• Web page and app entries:
-- -- --
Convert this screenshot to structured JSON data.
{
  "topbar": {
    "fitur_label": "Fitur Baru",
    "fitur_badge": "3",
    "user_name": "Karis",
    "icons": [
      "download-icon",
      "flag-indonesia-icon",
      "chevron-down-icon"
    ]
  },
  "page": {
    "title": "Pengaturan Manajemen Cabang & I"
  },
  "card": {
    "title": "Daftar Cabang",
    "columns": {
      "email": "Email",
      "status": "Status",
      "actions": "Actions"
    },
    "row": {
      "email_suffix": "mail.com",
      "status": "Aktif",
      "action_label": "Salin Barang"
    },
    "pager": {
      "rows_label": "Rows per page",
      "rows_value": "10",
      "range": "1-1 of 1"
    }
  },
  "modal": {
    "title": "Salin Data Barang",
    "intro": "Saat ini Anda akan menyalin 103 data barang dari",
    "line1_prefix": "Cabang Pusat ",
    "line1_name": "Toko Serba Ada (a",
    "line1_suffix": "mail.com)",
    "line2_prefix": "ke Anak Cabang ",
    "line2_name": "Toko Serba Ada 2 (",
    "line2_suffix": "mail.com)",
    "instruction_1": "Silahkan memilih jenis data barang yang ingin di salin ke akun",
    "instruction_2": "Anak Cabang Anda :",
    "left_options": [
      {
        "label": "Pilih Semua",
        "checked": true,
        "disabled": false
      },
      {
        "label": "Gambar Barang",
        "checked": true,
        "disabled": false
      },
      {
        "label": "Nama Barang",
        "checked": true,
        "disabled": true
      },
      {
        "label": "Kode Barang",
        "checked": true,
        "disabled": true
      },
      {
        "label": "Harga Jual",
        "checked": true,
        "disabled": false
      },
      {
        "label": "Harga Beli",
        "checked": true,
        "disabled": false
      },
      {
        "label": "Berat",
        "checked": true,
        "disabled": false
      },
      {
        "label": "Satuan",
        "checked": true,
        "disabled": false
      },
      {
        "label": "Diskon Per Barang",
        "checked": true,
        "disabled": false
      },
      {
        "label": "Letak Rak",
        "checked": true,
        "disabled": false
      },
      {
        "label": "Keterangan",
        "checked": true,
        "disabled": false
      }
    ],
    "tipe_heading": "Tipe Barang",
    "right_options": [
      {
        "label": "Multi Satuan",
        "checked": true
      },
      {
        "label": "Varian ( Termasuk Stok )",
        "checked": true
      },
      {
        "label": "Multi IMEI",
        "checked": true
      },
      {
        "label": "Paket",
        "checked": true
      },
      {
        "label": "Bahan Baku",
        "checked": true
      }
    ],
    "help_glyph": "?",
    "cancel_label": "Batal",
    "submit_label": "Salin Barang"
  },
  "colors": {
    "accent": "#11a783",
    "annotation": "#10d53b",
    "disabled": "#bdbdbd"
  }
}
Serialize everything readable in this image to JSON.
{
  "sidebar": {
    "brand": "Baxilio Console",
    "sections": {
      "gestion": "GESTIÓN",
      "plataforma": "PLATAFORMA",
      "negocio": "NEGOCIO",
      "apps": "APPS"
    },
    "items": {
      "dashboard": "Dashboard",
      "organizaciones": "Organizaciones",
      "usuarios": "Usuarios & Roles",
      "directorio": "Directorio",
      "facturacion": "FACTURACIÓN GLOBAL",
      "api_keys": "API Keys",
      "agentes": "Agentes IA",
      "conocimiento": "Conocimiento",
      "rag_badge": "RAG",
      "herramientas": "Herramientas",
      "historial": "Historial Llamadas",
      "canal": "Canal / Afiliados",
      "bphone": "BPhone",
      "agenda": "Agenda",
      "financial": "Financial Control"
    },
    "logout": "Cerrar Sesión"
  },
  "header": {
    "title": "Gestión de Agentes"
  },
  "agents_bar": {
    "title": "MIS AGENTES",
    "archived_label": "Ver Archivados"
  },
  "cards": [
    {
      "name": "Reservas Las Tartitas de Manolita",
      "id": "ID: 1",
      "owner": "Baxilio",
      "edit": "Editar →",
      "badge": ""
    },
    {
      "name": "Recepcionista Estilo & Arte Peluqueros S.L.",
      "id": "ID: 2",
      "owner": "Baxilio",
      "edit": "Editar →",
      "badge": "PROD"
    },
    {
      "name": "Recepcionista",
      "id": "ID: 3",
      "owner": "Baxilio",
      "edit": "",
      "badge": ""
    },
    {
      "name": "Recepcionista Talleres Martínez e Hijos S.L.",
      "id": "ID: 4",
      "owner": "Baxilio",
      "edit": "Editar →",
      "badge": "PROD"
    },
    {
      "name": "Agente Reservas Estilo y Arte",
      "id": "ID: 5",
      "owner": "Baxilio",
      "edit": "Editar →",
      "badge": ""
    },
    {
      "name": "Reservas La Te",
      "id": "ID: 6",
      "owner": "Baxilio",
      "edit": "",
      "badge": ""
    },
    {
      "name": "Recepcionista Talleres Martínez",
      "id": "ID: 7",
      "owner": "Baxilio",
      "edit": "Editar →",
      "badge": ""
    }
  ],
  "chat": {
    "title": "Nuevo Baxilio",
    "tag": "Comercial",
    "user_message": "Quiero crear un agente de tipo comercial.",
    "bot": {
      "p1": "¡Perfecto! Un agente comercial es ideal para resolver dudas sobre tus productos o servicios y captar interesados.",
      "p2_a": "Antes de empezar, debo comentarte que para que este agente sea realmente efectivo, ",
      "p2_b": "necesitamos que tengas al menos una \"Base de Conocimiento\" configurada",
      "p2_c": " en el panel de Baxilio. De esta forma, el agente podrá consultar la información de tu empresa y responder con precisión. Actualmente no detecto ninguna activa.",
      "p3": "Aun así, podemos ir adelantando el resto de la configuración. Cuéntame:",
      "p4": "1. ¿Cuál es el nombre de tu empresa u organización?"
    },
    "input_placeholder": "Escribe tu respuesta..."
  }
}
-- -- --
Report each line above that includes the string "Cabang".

• Exercise output:
    "title": "Pengaturan Manajemen Cabang & I"
    "title": "Daftar Cabang",
    "line1_prefix": "Cabang Pusat ",
    "line2_prefix": "ke Anak Cabang ",
    "instruction_2": "Anak Cabang Anda :",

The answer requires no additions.